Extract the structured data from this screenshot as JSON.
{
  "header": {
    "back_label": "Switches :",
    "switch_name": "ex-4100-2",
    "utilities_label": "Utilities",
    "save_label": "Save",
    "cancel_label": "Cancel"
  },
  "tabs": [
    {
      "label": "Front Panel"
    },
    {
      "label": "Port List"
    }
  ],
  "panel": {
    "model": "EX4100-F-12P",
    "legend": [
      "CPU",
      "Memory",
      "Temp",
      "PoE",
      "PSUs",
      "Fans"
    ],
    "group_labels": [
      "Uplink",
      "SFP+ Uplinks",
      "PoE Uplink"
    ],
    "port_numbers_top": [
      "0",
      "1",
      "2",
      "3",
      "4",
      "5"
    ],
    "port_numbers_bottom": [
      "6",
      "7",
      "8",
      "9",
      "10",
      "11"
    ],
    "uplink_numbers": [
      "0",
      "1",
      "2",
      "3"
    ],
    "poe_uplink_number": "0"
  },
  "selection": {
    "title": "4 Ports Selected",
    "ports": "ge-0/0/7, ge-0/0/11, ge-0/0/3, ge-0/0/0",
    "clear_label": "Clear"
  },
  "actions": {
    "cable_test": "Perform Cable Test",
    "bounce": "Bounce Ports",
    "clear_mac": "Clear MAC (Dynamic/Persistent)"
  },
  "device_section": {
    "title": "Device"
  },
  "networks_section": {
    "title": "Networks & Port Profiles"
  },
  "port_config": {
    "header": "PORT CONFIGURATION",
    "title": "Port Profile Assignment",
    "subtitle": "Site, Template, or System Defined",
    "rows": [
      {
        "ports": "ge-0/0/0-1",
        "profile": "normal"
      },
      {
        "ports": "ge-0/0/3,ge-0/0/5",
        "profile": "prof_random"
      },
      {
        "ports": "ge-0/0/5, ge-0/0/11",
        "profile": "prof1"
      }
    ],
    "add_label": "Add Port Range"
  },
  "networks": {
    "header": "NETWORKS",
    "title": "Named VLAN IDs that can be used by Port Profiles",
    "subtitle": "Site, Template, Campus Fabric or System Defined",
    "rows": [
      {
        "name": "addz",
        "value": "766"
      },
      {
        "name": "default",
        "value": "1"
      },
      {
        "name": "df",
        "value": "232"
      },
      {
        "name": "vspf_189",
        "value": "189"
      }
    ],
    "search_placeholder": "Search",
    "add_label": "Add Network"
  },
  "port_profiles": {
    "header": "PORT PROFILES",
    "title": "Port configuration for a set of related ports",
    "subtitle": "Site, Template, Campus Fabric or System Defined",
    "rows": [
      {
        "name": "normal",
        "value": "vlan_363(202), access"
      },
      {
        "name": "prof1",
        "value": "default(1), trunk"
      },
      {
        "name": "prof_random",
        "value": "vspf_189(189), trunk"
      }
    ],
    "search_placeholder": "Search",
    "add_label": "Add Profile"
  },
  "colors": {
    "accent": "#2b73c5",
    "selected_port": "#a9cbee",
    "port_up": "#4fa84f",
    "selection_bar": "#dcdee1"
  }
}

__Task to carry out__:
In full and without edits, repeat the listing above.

__Solution__:
Extract the structured data from this screenshot as JSON.
{
  "header": {
    "back_label": "Switches :",
    "switch_name": "ex-4100-2",
    "utilities_label": "Utilities",
    "save_label": "Save",
    "cancel_label": "Cancel"
  },
  "tabs": [
    {
      "label": "Front Panel"
    },
    {
      "label": "Port List"
    }
  ],
  "panel": {
    "model": "EX4100-F-12P",
    "legend": [
      "CPU",
      "Memory",
      "Temp",
      "PoE",
      "PSUs",
      "Fans"
    ],
    "group_labels": [
      "Uplink",
      "SFP+ Uplinks",
      "PoE Uplink"
    ],
    "port_numbers_top": [
      "0",
      "1",
      "2",
      "3",
      "4",
      "5"
    ],
    "port_numbers_bottom": [
      "6",
      "7",
      "8",
      "9",
      "10",
      "11"
    ],
    "uplink_numbers": [
      "0",
      "1",
      "2",
      "3"
    ],
    "poe_uplink_number": "0"
  },
  "selection": {
    "title": "4 Ports Selected",
    "ports": "ge-0/0/7, ge-0/0/11, ge-0/0/3, ge-0/0/0",
    "clear_label": "Clear"
  },
  "actions": {
    "cable_test": "Perform Cable Test",
    "bounce": "Bounce Ports",
    "clear_mac": "Clear MAC (Dynamic/Persistent)"
  },
  "device_section": {
    "title": "Device"
  },
  "networks_section": {
    "title": "Networks & Port Profiles"
  },
  "port_config": {
    "header": "PORT CONFIGURATION",
    "title": "Port Profile Assignment",
    "subtitle": "Site, Template, or System Defined",
    "rows": [
      {
        "ports": "ge-0/0/0-1",
        "profile": "normal"
      },
      {
        "ports": "ge-0/0/3,ge-0/0/5",
        "profile": "prof_random"
      },
      {
        "ports": "ge-0/0/5, ge-0/0/11",
        "profile": "prof1"
      }
    ],
    "add_label": "Add Port Range"
  },
  "networks": {
    "header": "NETWORKS",
    "title": "Named VLAN IDs that can be used by Port Profiles",
    "subtitle": "Site, Template, Campus Fabric or System Defined",
    "rows": [
      {
        "name": "addz",
        "value": "766"
      },
      {
        "name": "default",
        "value": "1"
      },
      {
        "name": "df",
        "value": "232"
      },
      {
        "name": "vspf_189",
        "value": "189"
      }
    ],
    "search_placeholder": "Search",
    "add_label": "Add Network"
  },
  "port_profiles": {
    "header": "PORT PROFILES",
    "title": "Port configuration for a set of related ports",
    "subtitle": "Site, Template, Campus Fabric or System Defined",
    "rows": [
      {
        "name": "normal",
        "value": "vlan_363(202), access"
      },
      {
        "name": "prof1",
        "value": "default(1), trunk"
      },
      {
        "name": "prof_random",
        "value": "vspf_189(189), trunk"
      }
    ],
    "search_placeholder": "Search",
    "add_label": "Add Profile"
  },
  "colors": {
    "accent": "#2b73c5",
    "selected_port": "#a9cbee",
    "port_up": "#4fa84f",
    "selection_bar": "#dcdee1"
  }
}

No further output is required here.